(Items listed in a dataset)

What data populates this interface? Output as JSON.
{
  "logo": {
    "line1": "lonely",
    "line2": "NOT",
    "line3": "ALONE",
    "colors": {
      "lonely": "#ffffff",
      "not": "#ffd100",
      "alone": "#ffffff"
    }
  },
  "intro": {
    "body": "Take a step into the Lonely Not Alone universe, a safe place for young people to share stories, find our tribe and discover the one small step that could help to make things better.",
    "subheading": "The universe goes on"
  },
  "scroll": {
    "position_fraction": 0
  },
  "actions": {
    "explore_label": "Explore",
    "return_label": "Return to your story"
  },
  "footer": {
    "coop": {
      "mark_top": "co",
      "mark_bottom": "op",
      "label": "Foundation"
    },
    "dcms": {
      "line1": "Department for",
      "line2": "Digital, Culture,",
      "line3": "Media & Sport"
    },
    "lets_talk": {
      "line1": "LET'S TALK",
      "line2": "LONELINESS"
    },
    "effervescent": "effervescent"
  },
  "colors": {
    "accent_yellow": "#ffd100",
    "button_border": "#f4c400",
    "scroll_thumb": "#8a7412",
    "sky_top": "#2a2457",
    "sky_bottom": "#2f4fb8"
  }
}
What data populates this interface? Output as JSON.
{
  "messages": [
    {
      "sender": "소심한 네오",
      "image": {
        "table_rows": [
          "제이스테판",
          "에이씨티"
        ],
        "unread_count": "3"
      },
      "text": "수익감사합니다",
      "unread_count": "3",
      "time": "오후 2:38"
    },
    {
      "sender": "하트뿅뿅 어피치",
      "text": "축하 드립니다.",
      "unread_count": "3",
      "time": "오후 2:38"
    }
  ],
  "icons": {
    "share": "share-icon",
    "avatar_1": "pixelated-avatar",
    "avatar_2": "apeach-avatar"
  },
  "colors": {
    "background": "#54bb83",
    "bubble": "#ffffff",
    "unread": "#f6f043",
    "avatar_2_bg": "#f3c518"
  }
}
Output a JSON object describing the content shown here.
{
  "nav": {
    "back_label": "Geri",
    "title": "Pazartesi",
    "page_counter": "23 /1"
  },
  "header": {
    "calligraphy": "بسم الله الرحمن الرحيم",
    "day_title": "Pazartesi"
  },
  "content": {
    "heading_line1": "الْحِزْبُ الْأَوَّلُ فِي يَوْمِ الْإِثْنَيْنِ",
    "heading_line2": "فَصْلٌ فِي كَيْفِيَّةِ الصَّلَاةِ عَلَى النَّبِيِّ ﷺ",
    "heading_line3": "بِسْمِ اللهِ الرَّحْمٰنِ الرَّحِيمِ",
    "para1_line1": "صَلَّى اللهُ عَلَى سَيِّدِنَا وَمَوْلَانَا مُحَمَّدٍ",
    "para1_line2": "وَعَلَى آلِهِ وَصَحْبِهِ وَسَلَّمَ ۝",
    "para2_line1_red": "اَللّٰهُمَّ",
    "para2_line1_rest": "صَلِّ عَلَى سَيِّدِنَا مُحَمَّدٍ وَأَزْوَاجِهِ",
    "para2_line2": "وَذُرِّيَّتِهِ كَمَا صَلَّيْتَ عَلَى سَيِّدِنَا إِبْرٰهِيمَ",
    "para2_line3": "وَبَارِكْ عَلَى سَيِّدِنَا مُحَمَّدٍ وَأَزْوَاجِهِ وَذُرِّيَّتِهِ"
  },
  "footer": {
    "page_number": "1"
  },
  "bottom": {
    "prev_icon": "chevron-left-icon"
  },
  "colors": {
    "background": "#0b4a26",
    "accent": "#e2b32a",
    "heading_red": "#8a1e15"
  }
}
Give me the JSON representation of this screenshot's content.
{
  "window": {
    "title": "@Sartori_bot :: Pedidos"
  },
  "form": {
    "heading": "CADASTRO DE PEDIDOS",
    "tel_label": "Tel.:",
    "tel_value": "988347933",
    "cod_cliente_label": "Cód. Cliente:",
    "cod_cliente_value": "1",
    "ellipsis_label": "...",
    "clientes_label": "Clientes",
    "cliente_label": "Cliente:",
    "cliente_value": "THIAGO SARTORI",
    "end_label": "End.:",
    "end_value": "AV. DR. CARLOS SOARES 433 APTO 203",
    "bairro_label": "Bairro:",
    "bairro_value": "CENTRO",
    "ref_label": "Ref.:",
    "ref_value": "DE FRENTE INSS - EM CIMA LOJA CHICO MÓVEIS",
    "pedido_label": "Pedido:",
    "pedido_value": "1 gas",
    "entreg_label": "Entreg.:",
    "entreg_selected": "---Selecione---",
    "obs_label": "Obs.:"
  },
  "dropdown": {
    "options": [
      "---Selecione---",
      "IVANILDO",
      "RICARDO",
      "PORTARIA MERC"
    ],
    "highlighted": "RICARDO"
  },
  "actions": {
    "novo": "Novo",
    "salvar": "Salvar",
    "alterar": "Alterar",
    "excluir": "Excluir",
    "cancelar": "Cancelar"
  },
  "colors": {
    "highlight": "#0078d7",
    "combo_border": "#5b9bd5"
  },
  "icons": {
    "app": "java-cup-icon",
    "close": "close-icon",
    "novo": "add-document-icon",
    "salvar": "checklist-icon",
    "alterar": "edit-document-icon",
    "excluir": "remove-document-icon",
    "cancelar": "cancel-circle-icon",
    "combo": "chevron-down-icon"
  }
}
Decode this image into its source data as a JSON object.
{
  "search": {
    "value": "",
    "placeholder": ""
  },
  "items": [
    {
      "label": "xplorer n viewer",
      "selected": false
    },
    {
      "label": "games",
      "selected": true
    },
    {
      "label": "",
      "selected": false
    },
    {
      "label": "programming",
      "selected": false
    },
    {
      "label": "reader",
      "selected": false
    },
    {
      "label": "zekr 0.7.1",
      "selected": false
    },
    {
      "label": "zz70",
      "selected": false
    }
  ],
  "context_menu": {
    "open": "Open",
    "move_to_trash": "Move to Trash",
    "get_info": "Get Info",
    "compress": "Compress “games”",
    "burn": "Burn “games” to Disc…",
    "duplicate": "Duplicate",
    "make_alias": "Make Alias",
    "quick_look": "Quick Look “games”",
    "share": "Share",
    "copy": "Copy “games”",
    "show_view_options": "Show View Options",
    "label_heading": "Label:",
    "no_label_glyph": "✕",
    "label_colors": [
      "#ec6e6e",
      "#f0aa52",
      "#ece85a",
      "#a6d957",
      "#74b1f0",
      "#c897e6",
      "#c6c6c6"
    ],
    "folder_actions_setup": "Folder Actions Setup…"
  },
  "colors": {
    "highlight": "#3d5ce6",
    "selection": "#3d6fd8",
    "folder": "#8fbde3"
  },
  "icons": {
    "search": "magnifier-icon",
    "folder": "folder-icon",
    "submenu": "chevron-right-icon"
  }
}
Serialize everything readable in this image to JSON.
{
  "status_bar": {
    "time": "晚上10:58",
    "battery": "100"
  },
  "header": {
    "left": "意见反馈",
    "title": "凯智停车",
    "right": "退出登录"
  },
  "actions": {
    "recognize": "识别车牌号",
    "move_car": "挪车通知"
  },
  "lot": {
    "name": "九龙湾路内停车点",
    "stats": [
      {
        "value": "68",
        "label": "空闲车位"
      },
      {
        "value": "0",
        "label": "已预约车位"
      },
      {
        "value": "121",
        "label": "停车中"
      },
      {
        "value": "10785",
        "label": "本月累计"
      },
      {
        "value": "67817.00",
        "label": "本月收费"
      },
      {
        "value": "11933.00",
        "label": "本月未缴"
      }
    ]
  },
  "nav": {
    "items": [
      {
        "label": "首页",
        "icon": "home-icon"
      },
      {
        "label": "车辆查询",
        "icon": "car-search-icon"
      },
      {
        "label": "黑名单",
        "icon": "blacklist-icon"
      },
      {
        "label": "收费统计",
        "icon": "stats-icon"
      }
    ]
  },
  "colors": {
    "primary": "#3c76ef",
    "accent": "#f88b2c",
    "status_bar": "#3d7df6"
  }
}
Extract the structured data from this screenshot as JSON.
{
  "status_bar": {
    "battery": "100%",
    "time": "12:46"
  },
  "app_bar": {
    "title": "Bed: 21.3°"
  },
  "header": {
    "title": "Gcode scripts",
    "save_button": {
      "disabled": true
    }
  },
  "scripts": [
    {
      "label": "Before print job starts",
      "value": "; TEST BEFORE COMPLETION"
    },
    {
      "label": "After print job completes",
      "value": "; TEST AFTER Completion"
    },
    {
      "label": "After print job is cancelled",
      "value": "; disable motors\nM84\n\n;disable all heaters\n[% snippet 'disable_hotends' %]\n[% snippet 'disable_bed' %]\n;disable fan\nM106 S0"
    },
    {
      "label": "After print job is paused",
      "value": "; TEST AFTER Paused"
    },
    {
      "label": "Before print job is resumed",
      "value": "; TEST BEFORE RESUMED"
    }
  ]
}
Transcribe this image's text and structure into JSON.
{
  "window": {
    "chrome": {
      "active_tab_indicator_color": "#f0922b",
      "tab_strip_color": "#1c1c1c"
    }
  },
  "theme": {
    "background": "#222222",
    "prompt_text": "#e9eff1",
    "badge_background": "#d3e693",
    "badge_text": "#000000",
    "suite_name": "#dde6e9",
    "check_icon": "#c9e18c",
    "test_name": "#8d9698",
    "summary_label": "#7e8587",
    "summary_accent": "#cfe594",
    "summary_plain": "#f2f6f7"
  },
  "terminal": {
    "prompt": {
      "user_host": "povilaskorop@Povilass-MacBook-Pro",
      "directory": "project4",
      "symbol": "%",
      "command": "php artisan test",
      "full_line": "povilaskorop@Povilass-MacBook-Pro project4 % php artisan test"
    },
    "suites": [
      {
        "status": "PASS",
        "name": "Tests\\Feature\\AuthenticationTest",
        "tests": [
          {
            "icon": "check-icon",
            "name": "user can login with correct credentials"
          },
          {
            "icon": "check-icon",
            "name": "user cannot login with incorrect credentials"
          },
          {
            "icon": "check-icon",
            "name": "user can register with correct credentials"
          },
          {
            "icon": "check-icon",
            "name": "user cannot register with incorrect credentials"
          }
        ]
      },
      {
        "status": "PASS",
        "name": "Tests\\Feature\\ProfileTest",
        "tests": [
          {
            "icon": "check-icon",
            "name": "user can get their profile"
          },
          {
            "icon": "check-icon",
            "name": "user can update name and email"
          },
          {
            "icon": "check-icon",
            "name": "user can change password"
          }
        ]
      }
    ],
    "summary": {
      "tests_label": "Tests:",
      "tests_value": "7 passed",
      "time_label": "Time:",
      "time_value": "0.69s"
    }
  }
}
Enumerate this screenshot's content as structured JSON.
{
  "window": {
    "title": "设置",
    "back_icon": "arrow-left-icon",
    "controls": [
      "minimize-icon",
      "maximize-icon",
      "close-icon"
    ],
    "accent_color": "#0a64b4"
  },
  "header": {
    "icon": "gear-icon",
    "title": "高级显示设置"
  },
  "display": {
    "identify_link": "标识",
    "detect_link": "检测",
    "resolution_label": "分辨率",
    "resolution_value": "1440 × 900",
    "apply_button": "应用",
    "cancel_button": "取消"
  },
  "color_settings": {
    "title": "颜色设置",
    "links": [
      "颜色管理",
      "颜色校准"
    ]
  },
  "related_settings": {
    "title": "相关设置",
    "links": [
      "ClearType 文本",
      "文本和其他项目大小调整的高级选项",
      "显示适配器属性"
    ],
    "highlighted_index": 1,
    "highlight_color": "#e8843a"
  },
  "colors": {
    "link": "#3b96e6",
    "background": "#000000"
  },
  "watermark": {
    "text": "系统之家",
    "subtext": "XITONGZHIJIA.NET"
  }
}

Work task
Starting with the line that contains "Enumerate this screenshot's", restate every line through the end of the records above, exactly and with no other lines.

Exercise answer
Enumerate this screenshot's content as structured JSON.
{
  "window": {
    "title": "设置",
    "back_icon": "arrow-left-icon",
    "controls": [
      "minimize-icon",
      "maximize-icon",
      "close-icon"
    ],
    "accent_color": "#0a64b4"
  },
  "header": {
    "icon": "gear-icon",
    "title": "高级显示设置"
  },
  "display": {
    "identify_link": "标识",
    "detect_link": "检测",
    "resolution_label": "分辨率",
    "resolution_value": "1440 × 900",
    "apply_button": "应用",
    "cancel_button": "取消"
  },
  "color_settings": {
    "title": "颜色设置",
    "links": [
      "颜色管理",
      "颜色校准"
    ]
  },
  "related_settings": {
    "title": "相关设置",
    "links": [
      "ClearType 文本",
      "文本和其他项目大小调整的高级选项",
      "显示适配器属性"
    ],
    "highlighted_index": 1,
    "highlight_color": "#e8843a"
  },
  "colors": {
    "link": "#3b96e6",
    "background": "#000000"
  },
  "watermark": {
    "text": "系统之家",
    "subtext": "XITONGZHIJIA.NET"
  }
}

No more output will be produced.